[The problem] Scan each line of the records for the word "накидами" and extract the ones that have it.

┌─ Exercise input

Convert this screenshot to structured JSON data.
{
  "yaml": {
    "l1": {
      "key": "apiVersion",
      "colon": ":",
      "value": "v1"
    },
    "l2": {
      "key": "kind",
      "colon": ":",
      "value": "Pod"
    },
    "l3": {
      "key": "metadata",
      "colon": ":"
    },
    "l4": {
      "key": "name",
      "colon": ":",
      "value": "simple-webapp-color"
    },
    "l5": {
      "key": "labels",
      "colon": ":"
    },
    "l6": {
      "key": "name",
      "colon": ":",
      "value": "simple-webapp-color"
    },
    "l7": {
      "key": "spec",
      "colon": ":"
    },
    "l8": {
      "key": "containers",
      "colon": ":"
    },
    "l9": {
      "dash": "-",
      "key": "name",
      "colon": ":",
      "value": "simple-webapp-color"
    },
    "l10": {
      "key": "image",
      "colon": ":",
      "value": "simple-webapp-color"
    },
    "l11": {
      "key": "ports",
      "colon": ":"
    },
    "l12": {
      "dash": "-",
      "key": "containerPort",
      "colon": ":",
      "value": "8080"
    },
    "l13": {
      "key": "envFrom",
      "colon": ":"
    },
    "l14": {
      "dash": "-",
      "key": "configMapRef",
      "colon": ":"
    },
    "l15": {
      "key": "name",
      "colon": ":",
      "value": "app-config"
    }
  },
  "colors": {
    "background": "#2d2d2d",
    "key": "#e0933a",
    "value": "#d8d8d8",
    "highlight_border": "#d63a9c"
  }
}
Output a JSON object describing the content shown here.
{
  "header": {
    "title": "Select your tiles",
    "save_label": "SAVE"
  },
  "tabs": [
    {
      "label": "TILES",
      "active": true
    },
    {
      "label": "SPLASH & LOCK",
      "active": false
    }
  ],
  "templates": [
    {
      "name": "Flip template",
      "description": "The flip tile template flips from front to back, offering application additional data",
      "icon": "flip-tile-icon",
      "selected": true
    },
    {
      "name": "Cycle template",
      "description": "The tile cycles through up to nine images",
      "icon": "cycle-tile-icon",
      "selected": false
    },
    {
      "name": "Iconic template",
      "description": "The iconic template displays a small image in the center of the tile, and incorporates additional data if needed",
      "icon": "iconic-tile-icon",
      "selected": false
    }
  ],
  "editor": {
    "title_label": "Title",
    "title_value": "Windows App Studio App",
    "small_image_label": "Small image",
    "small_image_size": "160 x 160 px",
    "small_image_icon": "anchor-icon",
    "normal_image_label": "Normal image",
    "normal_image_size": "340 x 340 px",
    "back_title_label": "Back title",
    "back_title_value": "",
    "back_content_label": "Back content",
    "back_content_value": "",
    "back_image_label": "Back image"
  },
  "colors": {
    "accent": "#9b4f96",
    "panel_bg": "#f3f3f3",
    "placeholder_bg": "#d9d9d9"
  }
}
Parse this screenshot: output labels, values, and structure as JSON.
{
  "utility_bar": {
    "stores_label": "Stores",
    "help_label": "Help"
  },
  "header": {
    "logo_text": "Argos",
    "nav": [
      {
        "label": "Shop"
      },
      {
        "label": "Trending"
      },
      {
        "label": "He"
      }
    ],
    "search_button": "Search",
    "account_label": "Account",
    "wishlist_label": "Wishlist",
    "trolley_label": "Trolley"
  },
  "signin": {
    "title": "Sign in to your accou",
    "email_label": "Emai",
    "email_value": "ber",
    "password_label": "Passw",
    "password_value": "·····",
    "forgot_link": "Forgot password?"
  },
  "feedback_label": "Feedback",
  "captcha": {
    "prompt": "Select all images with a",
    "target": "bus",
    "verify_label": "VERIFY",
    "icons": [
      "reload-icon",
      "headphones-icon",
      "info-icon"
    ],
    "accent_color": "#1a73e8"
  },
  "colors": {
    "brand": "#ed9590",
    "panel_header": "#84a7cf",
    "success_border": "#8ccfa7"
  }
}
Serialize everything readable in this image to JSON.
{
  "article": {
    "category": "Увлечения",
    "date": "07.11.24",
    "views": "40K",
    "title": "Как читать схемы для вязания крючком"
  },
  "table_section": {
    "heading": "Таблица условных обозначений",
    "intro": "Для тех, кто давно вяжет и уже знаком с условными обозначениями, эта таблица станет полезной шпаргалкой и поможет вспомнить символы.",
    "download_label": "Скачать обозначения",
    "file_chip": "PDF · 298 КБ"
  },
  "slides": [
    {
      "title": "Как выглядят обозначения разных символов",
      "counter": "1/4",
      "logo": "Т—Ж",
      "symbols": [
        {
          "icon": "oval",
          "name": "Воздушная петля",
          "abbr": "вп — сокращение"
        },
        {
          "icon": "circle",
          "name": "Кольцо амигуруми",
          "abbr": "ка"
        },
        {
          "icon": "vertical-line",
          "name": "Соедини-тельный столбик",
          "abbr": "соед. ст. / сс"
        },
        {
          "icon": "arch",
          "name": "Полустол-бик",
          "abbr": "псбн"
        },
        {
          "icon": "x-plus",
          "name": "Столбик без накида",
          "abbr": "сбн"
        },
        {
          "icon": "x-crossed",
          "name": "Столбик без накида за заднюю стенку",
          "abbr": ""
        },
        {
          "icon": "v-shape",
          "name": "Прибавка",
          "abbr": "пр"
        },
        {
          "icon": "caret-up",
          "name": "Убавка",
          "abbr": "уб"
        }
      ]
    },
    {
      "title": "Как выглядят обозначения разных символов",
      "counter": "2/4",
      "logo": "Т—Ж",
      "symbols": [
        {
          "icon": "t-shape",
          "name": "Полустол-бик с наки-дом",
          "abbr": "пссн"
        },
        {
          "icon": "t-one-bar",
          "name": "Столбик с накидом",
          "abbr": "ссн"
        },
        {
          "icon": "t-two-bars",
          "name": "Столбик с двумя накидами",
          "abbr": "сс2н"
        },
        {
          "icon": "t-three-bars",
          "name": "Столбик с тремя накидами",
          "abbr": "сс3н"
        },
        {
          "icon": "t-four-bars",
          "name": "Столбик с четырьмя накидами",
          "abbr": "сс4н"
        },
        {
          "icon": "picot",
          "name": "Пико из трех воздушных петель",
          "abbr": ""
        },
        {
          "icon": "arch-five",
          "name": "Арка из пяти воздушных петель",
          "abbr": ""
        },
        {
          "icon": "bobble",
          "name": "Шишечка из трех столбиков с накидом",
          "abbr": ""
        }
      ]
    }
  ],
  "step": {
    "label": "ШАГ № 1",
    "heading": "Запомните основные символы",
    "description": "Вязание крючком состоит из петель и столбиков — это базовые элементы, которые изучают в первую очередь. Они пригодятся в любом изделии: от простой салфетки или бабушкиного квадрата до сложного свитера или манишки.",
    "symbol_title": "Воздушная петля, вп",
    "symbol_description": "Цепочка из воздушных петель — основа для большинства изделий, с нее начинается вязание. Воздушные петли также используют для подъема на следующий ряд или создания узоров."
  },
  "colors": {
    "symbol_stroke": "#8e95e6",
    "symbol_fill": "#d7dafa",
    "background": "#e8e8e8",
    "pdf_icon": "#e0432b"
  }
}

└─

[Answer to the problem]
          "name": "Столбик с двумя накидами",
          "name": "Столбик с тремя накидами",
          "name": "Столбик с четырьмя накидами",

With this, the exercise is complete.